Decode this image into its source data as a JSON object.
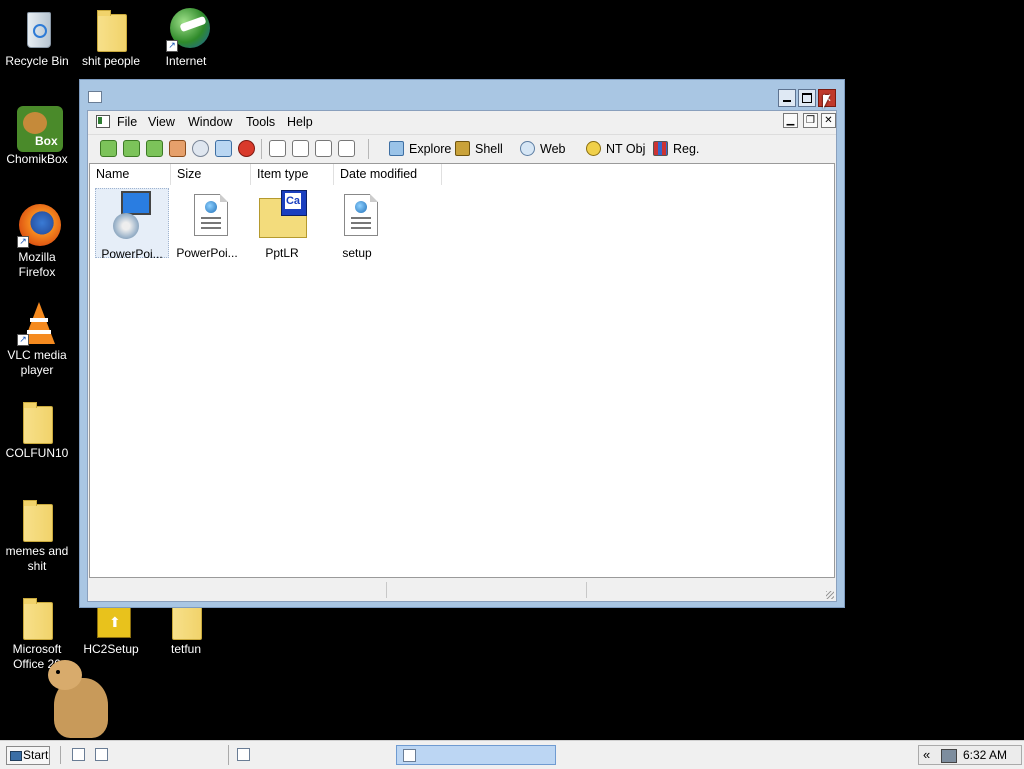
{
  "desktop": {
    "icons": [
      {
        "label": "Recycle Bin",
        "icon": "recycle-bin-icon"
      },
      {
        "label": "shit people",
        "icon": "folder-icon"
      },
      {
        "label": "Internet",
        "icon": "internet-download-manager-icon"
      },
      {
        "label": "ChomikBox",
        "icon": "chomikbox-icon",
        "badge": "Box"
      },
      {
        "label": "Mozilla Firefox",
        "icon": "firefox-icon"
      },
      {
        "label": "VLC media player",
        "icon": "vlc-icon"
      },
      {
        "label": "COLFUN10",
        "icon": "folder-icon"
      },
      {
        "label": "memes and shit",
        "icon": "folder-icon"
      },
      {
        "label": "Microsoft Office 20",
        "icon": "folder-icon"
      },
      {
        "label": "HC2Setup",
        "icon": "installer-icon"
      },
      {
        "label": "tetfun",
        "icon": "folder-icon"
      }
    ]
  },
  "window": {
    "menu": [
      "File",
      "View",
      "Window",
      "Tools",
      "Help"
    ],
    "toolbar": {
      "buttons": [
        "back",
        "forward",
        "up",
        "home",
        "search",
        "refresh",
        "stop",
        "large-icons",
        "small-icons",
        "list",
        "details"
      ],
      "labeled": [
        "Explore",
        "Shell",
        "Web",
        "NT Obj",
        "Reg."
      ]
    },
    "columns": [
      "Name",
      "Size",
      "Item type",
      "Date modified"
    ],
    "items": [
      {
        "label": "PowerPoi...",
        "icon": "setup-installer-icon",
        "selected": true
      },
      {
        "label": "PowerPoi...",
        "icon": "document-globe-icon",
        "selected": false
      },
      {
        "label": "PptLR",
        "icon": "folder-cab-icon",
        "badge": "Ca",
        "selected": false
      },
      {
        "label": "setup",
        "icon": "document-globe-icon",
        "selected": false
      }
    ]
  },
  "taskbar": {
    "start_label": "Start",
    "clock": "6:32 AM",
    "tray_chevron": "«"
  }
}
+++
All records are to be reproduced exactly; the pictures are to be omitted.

Decode this image into its source data as a JSON object.
{
  "desktop": {
    "icons": [
      {
        "label": "Recycle Bin",
        "icon": "recycle-bin-icon"
      },
      {
        "label": "shit people",
        "icon": "folder-icon"
      },
      {
        "label": "Internet",
        "icon": "internet-download-manager-icon"
      },
      {
        "label": "ChomikBox",
        "icon": "chomikbox-icon",
        "badge": "Box"
      },
      {
        "label": "Mozilla Firefox",
        "icon": "firefox-icon"
      },
      {
        "label": "VLC media player",
        "icon": "vlc-icon"
      },
      {
        "label": "COLFUN10",
        "icon": "folder-icon"
      },
      {
        "label": "memes and shit",
        "icon": "folder-icon"
      },
      {
        "label": "Microsoft Office 20",
        "icon": "folder-icon"
      },
      {
        "label": "HC2Setup",
        "icon": "installer-icon"
      },
      {
        "label": "tetfun",
        "icon": "folder-icon"
      }
    ]
  },
  "window": {
    "menu": [
      "File",
      "View",
      "Window",
      "Tools",
      "Help"
    ],
    "toolbar": {
      "buttons": [
        "back",
        "forward",
        "up",
        "home",
        "search",
        "refresh",
        "stop",
        "large-icons",
        "small-icons",
        "list",
        "details"
      ],
      "labeled": [
        "Explore",
        "Shell",
        "Web",
        "NT Obj",
        "Reg."
      ]
    },
    "columns": [
      "Name",
      "Size",
      "Item type",
      "Date modified"
    ],
    "items": [
      {
        "label": "PowerPoi...",
        "icon": "setup-installer-icon",
        "selected": true
      },
      {
        "label": "PowerPoi...",
        "icon": "document-globe-icon",
        "selected": false
      },
      {
        "label": "PptLR",
        "icon": "folder-cab-icon",
        "badge": "Ca",
        "selected": false
      },
      {
        "label": "setup",
        "icon": "document-globe-icon",
        "selected": false
      }
    ]
  },
  "taskbar": {
    "start_label": "Start",
    "clock": "6:32 AM",
    "tray_chevron": "«"
  }
}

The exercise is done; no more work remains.